California is known for many things – beautiful scenery, surfing, wine, movies, singing raisins. But perhaps its biggest exports now are its failed public policies and the hundreds of thousands of people leaving the state because they cannot live with those policies.
One of those infamous policies and the havoc it’s bound to wreak has gone national, thanks to labor department rules issued by the Biden administration. A 339-page Department of Labor rule – you can always count on the federal government to keep it pithy – would make it much harder to be an independent contractor or freelance worker in America. Created to replace a simpler Trump-era rule, it’s modeled on AB5, a disastrous 2019 California law that made independent contracting and freelance work so hard to do that it effectively outlawed it in the Golden State.
That law was so calamitous, despite its advertised intent of ensuring more employment benefits for more workers, even California had to admit it, scrambling to make fixes and hand out hundreds of exemptions to the law. Those exemptions are, of course, based on lobbying and political clout, leaving smaller, unconnected people to languish or leave the state. The list of exemptions is now more than 20 times longer than the original law. Some industries, like freelance transcription services, simply ceased to exist in California, said Karen Anderson, a freelancer who founded Freelancers Against AB5. Small community theaters suffered, unable to afford to make their freelancers into full-time employees, and that was before they got walloped by COVID restrictions. AB5’s opposition has collected the stories of hundreds of Californians and former Californians who had their livelihoods ruined or disrupted by AB5.

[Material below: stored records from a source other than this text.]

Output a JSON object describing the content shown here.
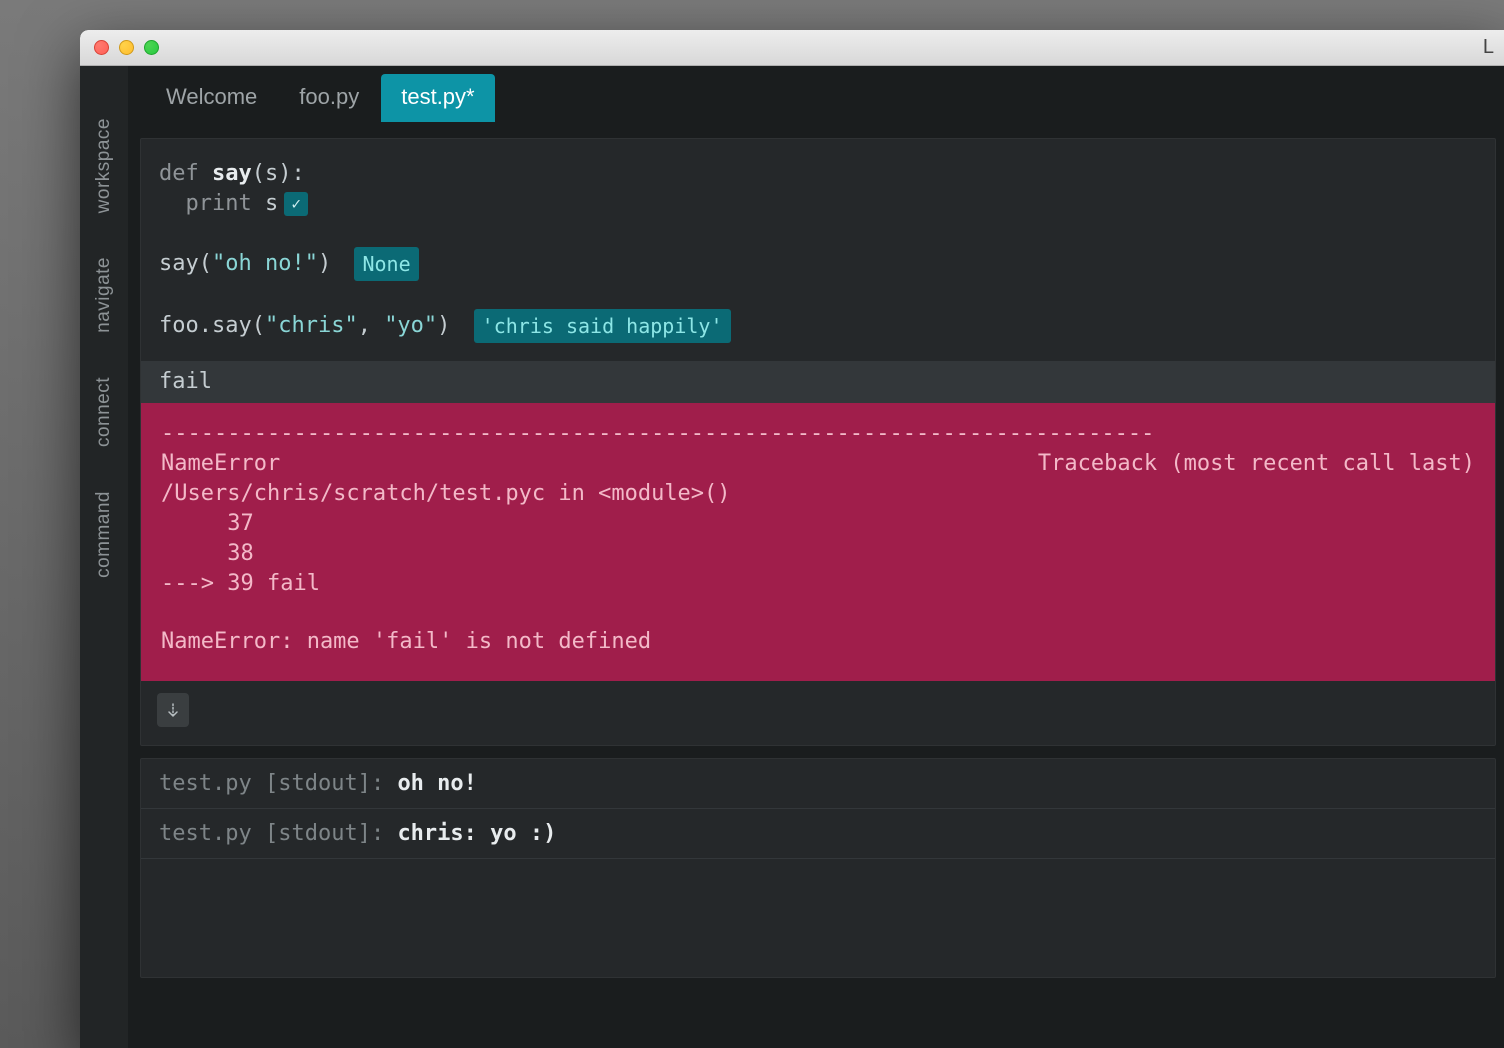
{
  "titlebar": {
    "right_letter": "L"
  },
  "sidebar": {
    "tabs": [
      "workspace",
      "navigate",
      "connect",
      "command"
    ]
  },
  "tabs": [
    {
      "label": "Welcome",
      "active": false
    },
    {
      "label": "foo.py",
      "active": false
    },
    {
      "label": "test.py*",
      "active": true
    }
  ],
  "code": {
    "def_kw": "def ",
    "fn_name": "say",
    "fn_params": "(s):",
    "body_indent": "  ",
    "print_kw": "print ",
    "print_var": "s",
    "call1_pre": "say(",
    "call1_str": "\"oh no!\"",
    "call1_post": ") ",
    "result1": "None",
    "call2_pre": "foo.say(",
    "call2_str1": "\"chris\"",
    "call2_sep": ", ",
    "call2_str2": "\"yo\"",
    "call2_post": ") ",
    "result2": "'chris said happily'",
    "fail_line": "fail"
  },
  "error": {
    "dashes": "---------------------------------------------------------------------------",
    "err_name_left": "NameError",
    "err_name_right": "Traceback (most recent call last)",
    "path": "/Users/chris/scratch/test.pyc in <module>()",
    "l37": "     37 ",
    "l38": "     38 ",
    "l39": "---> 39 fail",
    "final": "NameError: name 'fail' is not defined"
  },
  "console": {
    "line1_file": "test.py ",
    "line1_tag": "[stdout]",
    "line1_sep": ": ",
    "line1_out": "oh no!",
    "line2_file": "test.py ",
    "line2_tag": "[stdout]",
    "line2_sep": ": ",
    "line2_out": "chris: yo :)"
  }
}
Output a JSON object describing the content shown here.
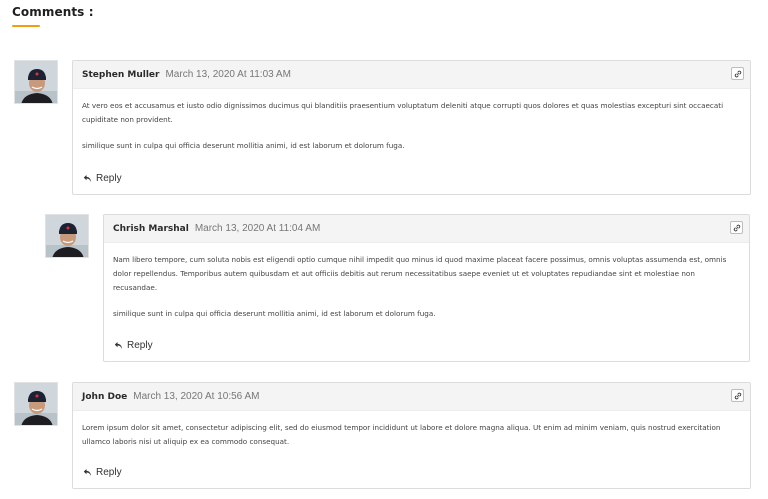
{
  "section": {
    "title": "Comments :",
    "accent_color": "#f39c12"
  },
  "comments": [
    {
      "author": "Stephen Muller",
      "date": "March 13, 2020 At 11:03 AM",
      "paragraphs": [
        "At vero eos et accusamus et iusto odio dignissimos ducimus qui blanditiis praesentium voluptatum deleniti atque corrupti quos dolores et quas molestias excepturi sint occaecati cupiditate non provident.",
        "similique sunt in culpa qui officia deserunt mollitia animi, id est laborum et dolorum fuga."
      ],
      "reply_label": "Reply",
      "link_icon": "link-icon"
    },
    {
      "author": "Chrish Marshal",
      "date": "March 13, 2020 At 11:04 AM",
      "paragraphs": [
        "Nam libero tempore, cum soluta nobis est eligendi optio cumque nihil impedit quo minus id quod maxime placeat facere possimus, omnis voluptas assumenda est, omnis dolor repellendus. Temporibus autem quibusdam et aut officiis debitis aut rerum necessitatibus saepe eveniet ut et voluptates repudiandae sint et molestiae non recusandae.",
        "similique sunt in culpa qui officia deserunt mollitia animi, id est laborum et dolorum fuga."
      ],
      "reply_label": "Reply",
      "link_icon": "link-icon"
    },
    {
      "author": "John Doe",
      "date": "March 13, 2020 At 10:56 AM",
      "paragraphs": [
        "Lorem ipsum dolor sit amet, consectetur adipiscing elit, sed do eiusmod tempor incididunt ut labore et dolore magna aliqua. Ut enim ad minim veniam, quis nostrud exercitation ullamco laboris nisi ut aliquip ex ea commodo consequat."
      ],
      "reply_label": "Reply",
      "link_icon": "link-icon"
    }
  ]
}
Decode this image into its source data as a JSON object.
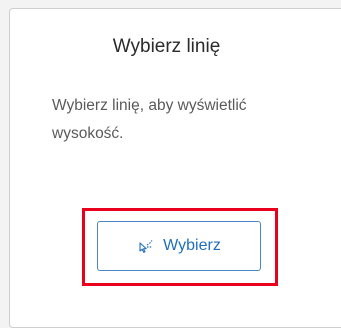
{
  "panel": {
    "title": "Wybierz linię",
    "description": "Wybierz linię, aby wyświetlić wysokość."
  },
  "select_button": {
    "label": "Wybierz",
    "icon": "select-line-cursor-icon"
  },
  "colors": {
    "accent": "#1f6fbd",
    "highlight": "#e8001c"
  }
}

“The chilling effect alone is enough to make a corporation or a business skittish about hiring an independent contractor at all,” Anderson said, noting the same is probably already happening with Biden’s regulation.
“It was just a complete and total dumpster fire (in California),” she said.
A study on the employment effects of AB5, by economists at George Mason University’s Mercatus Center quantified the dumpster fire by comparing traditional and self-employment rates in California to other states with less strict independent contracting rules. If the law did what its proponents claimed they wanted, it would have increased traditional employment while decreasing self-employment. Instead, the data showed that “AB5 is significantly associated with a decline in self-employment and overall employment,” suggesting businesses were unable to afford to turn freelancers into full-time employees, and people who wished to do independent contracting were pushed out of the labor market or out of the state.
This shouldn’t come as a great surprise, as the Mercatus study notes these results follow a fairly simple economic principle: “While these regulations provide important benefits to workers, they also increase the cost of labor, which may reduce employment, hours worked, or wages.”
So, why export it to the rest of the American work force, over a third of which did some kind of independent contract work in 2023, according to surveys, amounting to more than 60 million workers?
Gov. Gavin Newsom being Newsom, declared his state’s rolling catastrophe the model for America, and Biden both on the campaign trail and in office, agreed. He pushed the passage of the PRO Act, which mirrors AB5 in California, as part of his attempt to be the “the most pro-union president you’d ever seen.”
Unable to muster support in the Senate to pass the law, the administration turned to its bureaucratic buddies to implement the philosophy from his 2023 Labor Day proclamation – “when organized labor wins, our Nation wins.”
And that’s really the point of these laws. As demands for flexibility and novel work arrangements increase in the modern economy, driven in part by the policies of the pandemic era, fewer Americans work traditional jobs and fewer Americans are in unions. Biden and Newsom want more of them in unions, even if they don’t want to be. Supporters argue these laws simply prevent misclassification of workers, which deprives them of benefits they’re due. But there are already laws on the books to prevent misclassification. It’s no accident that the author of AB5, Lorena Gonzalez, leapt from the legislature to leading the California Labor Federation while California’s enforcer for AB5, Julie Su, is now acting Secretary of Labor.
“Misclassification is not what this and AB5 are aimed at. What they’re aimed at is millions of other people who have willfully chosen to work independently bc that is what is best suited to their lifestyle,” said Rep. Kevin Kiley of California, who introduced legislation to nullify the rule under the Congressional Review Act and prohibit funding for its enforcement. “It makes absolutely no sense to say that because there are some folks out there who are genuinely misclassified, we should eliminate the rights of tens of millions of others to choose the working arrangements that they desire.”
In the Senate, Sen. Tim Scott introduced the Employee Rights Act, designed to protect modern workers from this type of anachronistic push from an administration beholden to Big Labor.
Some of those workers, in Fight for Freelancers, are suing the Department of Labor to protect their economic liberty. They’re represented by the Pacific Legal Foundation, which notes “ordinary citizens do not know how to structure their relationships to avoid liability under federal law, giving the government a sword of Damocles it can bring down on the heads of businesses it doesn’t like.”
Yet another perk of Bidenomics.
Mary Katharine Ham is a journalist, author, Georgia Bulldog, and host of her own light-hearted podcast, “Getting Hammered.” She lives in Virginia with her husband, four kids, and a very energetic Belgian Mal, and serves on the board of the Travis Manion Foundation.